**Materials provided**
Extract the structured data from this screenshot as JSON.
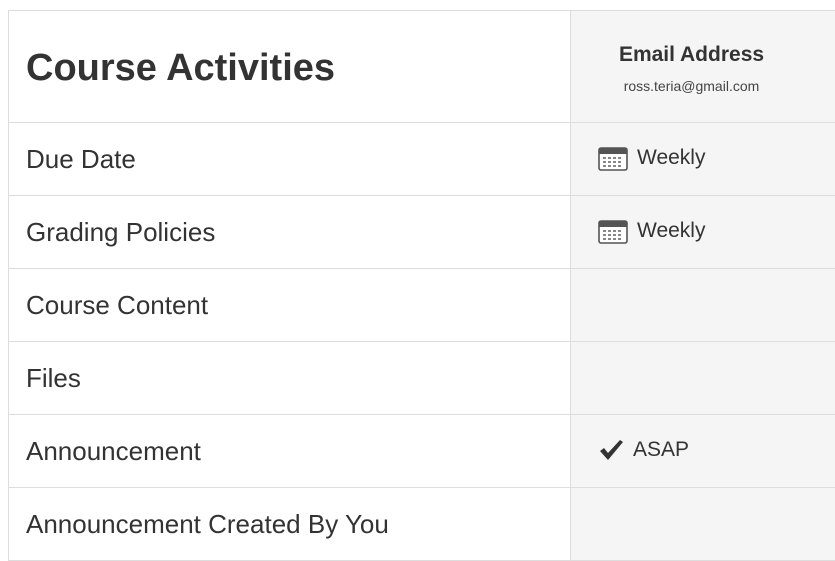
{
  "table": {
    "heading": "Course Activities",
    "column": {
      "title": "Email Address",
      "email": "ross.teria@gmail.com"
    },
    "rows": [
      {
        "label": "Due Date",
        "value": "Weekly",
        "icon": "calendar-icon"
      },
      {
        "label": "Grading Policies",
        "value": "Weekly",
        "icon": "calendar-icon"
      },
      {
        "label": "Course Content",
        "value": "",
        "icon": ""
      },
      {
        "label": "Files",
        "value": "",
        "icon": ""
      },
      {
        "label": "Announcement",
        "value": "ASAP",
        "icon": "check-icon"
      },
      {
        "label": "Announcement Created By You",
        "value": "",
        "icon": ""
      }
    ]
  },
  "colors": {
    "border": "#dddddd",
    "value_column_bg": "#f5f5f5",
    "text": "#333333"
  }
}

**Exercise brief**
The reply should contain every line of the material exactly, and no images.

**Solution to the exercise**
Extract the structured data from this screenshot as JSON.
{
  "table": {
    "heading": "Course Activities",
    "column": {
      "title": "Email Address",
      "email": "ross.teria@gmail.com"
    },
    "rows": [
      {
        "label": "Due Date",
        "value": "Weekly",
        "icon": "calendar-icon"
      },
      {
        "label": "Grading Policies",
        "value": "Weekly",
        "icon": "calendar-icon"
      },
      {
        "label": "Course Content",
        "value": "",
        "icon": ""
      },
      {
        "label": "Files",
        "value": "",
        "icon": ""
      },
      {
        "label": "Announcement",
        "value": "ASAP",
        "icon": "check-icon"
      },
      {
        "label": "Announcement Created By You",
        "value": "",
        "icon": ""
      }
    ]
  },
  "colors": {
    "border": "#dddddd",
    "value_column_bg": "#f5f5f5",
    "text": "#333333"
  }
}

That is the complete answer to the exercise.